"The Nation's capacity to respond to bioterrorism depends in part on the ability of clinicians and public health officials to detect, manage, and communicate during a bioterrorism event. Information technologies and decision support systems (IT/DSSs) have the potential to aid clinicians (e.g., physicians, nurses, nurse practitioners, and respiratory therapists) and public health officials to respond effectively to a bioterrorist attack. The Evidence Report from which this summary was taken details the methodology, results, and conclusions of a systematic and extensive search for published materials on the use of IT/DSSs to serve the information needs of clinicians and public health officials in the event of a bioterrorist attack. [...] The University of California at San Francisco (UCSF)--Stanford Evidence-based Practice Center staff, in conjunction with a panel of expert advisors and the Agency for Healthcare Research and Quality (AHRQ), developed the following four Key Questions to be addressed in this report: 1) What are the information needs of clinicians and public health officials in the event of a bioterrorist attack? 2) Based on the information needs identified for these decisionmakers, what are the criteria by which IT/DSSs should be evaluated with respect to usefulness during a bioterrorism event? 3) When assessed by these criteria, in what ways could existing IT/DSSs be useful during a bioterrorism event? In what ways are they limited? 4) In areas where existing IT/DSSs do not meet the information needs of clinicians or public health officials, what functional and technical considerations are important in the design of future IT/DSSs to support response to bioterrorism events?"

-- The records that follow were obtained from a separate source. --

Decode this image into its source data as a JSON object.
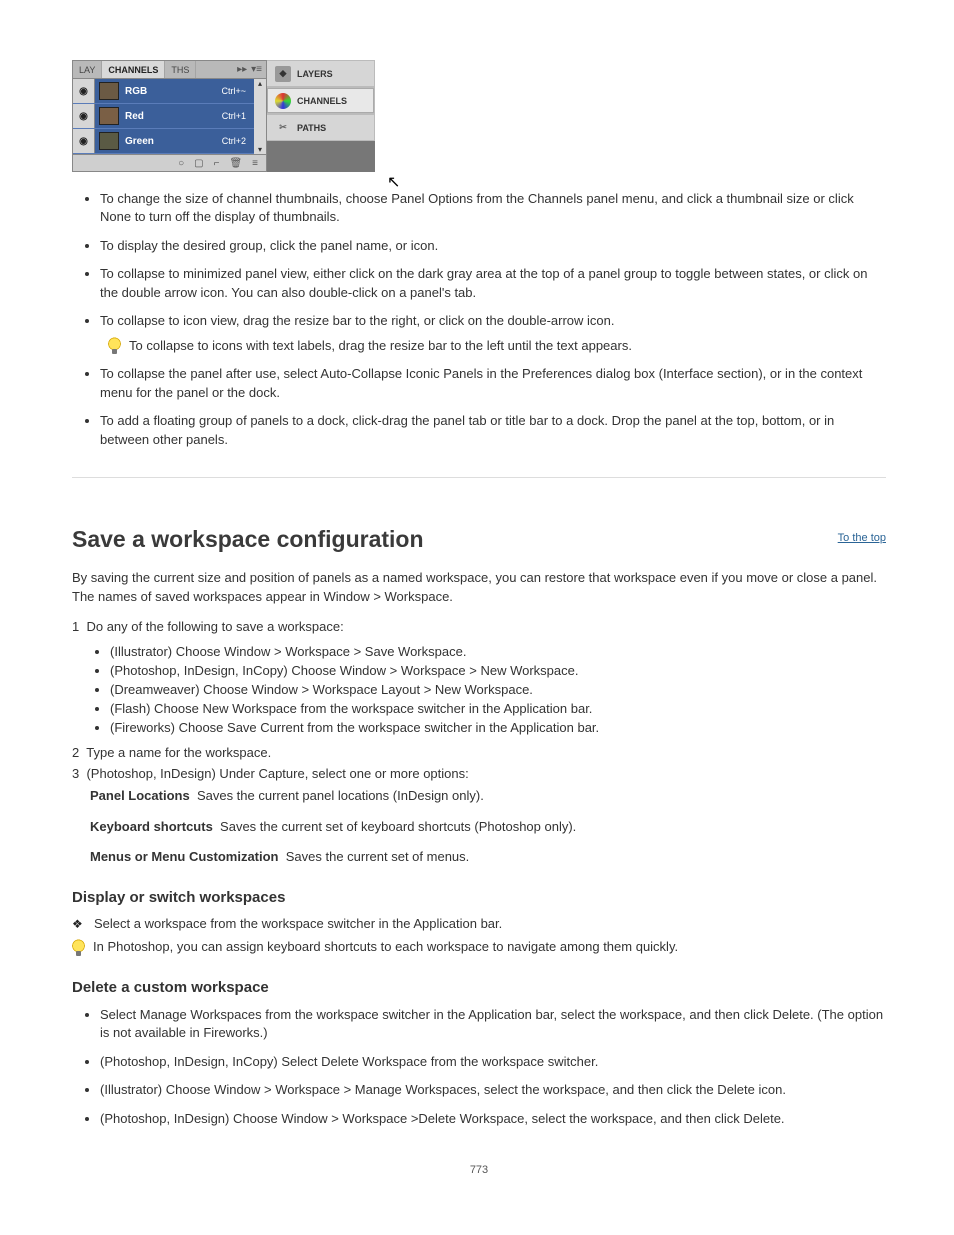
{
  "channels_panel": {
    "tabs": {
      "lay": "LAY",
      "channels": "CHANNELS",
      "ths": "THS",
      "arrows": "▸▸",
      "menu": "▾≡"
    },
    "rows": [
      {
        "name": "RGB",
        "shortcut": "Ctrl+~"
      },
      {
        "name": "Red",
        "shortcut": "Ctrl+1"
      },
      {
        "name": "Green",
        "shortcut": "Ctrl+2"
      }
    ],
    "footer_icons": [
      "○",
      "▢",
      "⌐",
      "🗑",
      "≡"
    ]
  },
  "icon_strip": {
    "layers": "LAYERS",
    "channels": "CHANNELS",
    "paths": "PATHS"
  },
  "bullets_top": [
    "To change the size of channel thumbnails, choose Panel Options from the Channels panel menu, and click a thumbnail size or click None to turn off the display of thumbnails.",
    "To display the desired group, click the panel name, or icon.",
    "To collapse to minimized panel view, either click on the dark gray area at the top of a panel group to toggle between states, or click on the double arrow icon. You can also double-click on a panel's tab.",
    "To collapse to icon view, drag the resize bar to the right, or click on the double-arrow icon."
  ],
  "tip1": "To collapse to icons with text labels, drag the resize bar to the left until the text appears.",
  "bullets_top2": [
    "To collapse the panel after use, select Auto-Collapse Iconic Panels in the Preferences dialog box (Interface section), or in the context menu for the panel or the dock.",
    "To add a floating group of panels to a dock, click-drag the panel tab or title bar to a dock. Drop the panel at the top, bottom, or in between other panels."
  ],
  "heading_save": "Save a workspace configuration",
  "save_intro": "By saving the current size and position of panels as a named workspace, you can restore that workspace even if you move or close a panel. The names of saved workspaces appear in Window > Workspace.",
  "save_step1": {
    "num": "1",
    "text": "Do any of the following to save a workspace:"
  },
  "save_inner": [
    "(Illustrator) Choose Window > Workspace > Save Workspace.",
    "(Photoshop, InDesign, InCopy) Choose Window > Workspace > New Workspace.",
    "(Dreamweaver) Choose Window > Workspace Layout > New Workspace.",
    "(Flash) Choose New Workspace from the workspace switcher in the Application bar.",
    "(Fireworks) Choose Save Current from the workspace switcher in the Application bar."
  ],
  "save_step2": {
    "num": "2",
    "text": "Type a name for the workspace."
  },
  "save_step3": {
    "num": "3",
    "text": "(Photoshop, InDesign) Under Capture, select one or more options:"
  },
  "def_panel": {
    "label": "Panel Locations",
    "text": "Saves the current panel locations (InDesign only)."
  },
  "def_shortcut": {
    "label": "Keyboard shortcuts",
    "text": "Saves the current set of keyboard shortcuts (Photoshop only)."
  },
  "def_menus": {
    "label": "Menus or Menu Customization",
    "text": "Saves the current set of menus."
  },
  "heading_display": "Display or switch workspaces",
  "display_line": "Select a workspace from the workspace switcher in the Application bar.",
  "tip2": "In Photoshop, you can assign keyboard shortcuts to each workspace to navigate among them quickly.",
  "heading_delete": "Delete a custom workspace",
  "del_bullets": [
    "Select Manage Workspaces from the workspace switcher in the Application bar, select the workspace, and then click Delete. (The option is not available in Fireworks.)",
    "(Photoshop, InDesign, InCopy) Select Delete Workspace from the workspace switcher.",
    "(Illustrator) Choose Window > Workspace > Manage Workspaces, select the workspace, and then click the Delete icon.",
    "(Photoshop, InDesign) Choose Window > Workspace >Delete Workspace, select the workspace, and then click Delete."
  ],
  "to_top": "To the top",
  "page_number": "773"
}
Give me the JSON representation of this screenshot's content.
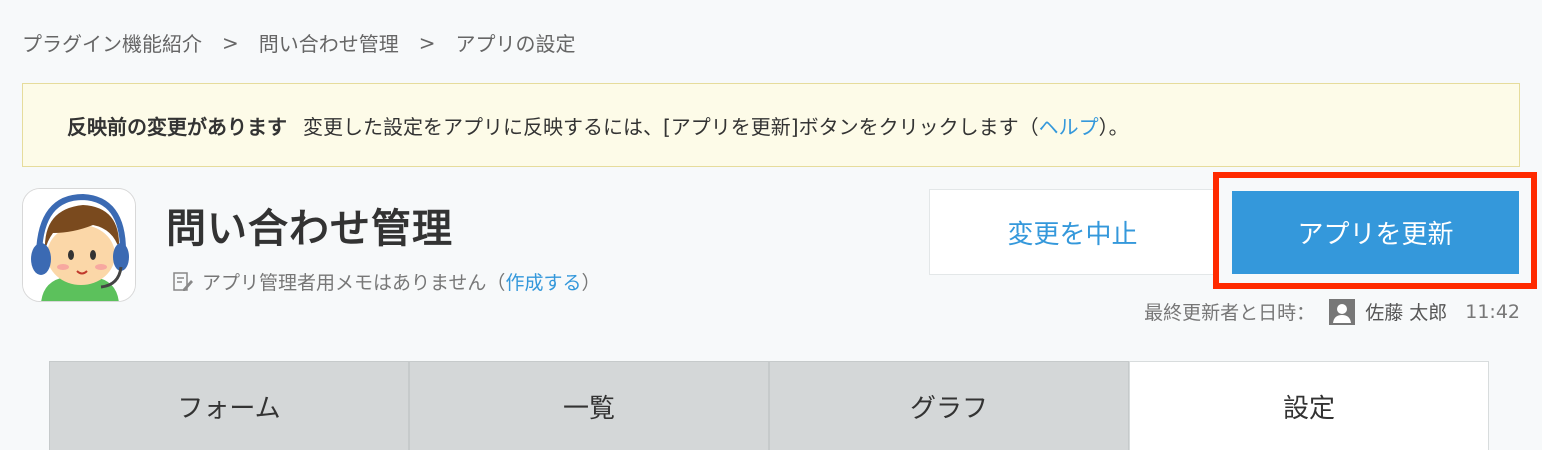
{
  "breadcrumb": {
    "items": [
      "プラグイン機能紹介",
      "問い合わせ管理",
      "アプリの設定"
    ],
    "separator": ">"
  },
  "notice": {
    "title": "反映前の変更があります",
    "message_before_link": "変更した設定をアプリに反映するには、[アプリを更新]ボタンをクリックします（",
    "help_link": "ヘルプ",
    "message_after_link": "）。"
  },
  "app": {
    "title": "問い合わせ管理",
    "memo_text": "アプリ管理者用メモはありません（",
    "memo_link": "作成する",
    "memo_close": "）"
  },
  "buttons": {
    "cancel_label": "変更を中止",
    "update_label": "アプリを更新"
  },
  "last_updated": {
    "label": "最終更新者と日時：",
    "user_name": "佐藤 太郎",
    "time": "11:42"
  },
  "tabs": [
    {
      "label": "フォーム"
    },
    {
      "label": "一覧"
    },
    {
      "label": "グラフ"
    },
    {
      "label": "設定"
    }
  ],
  "colors": {
    "accent": "#3498db",
    "highlight_frame": "#ff2a00",
    "notice_bg": "#fdfbe8"
  },
  "icons": {
    "app_icon": "headset-person-icon",
    "memo_icon": "edit-note-icon",
    "user_icon": "user-icon"
  }
}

Evidence Report/Technology Assessment No. 59; AHRQ Publication No. 02-E027
Agency for Healthcare Research and Quality: http://www.ahrq.gov/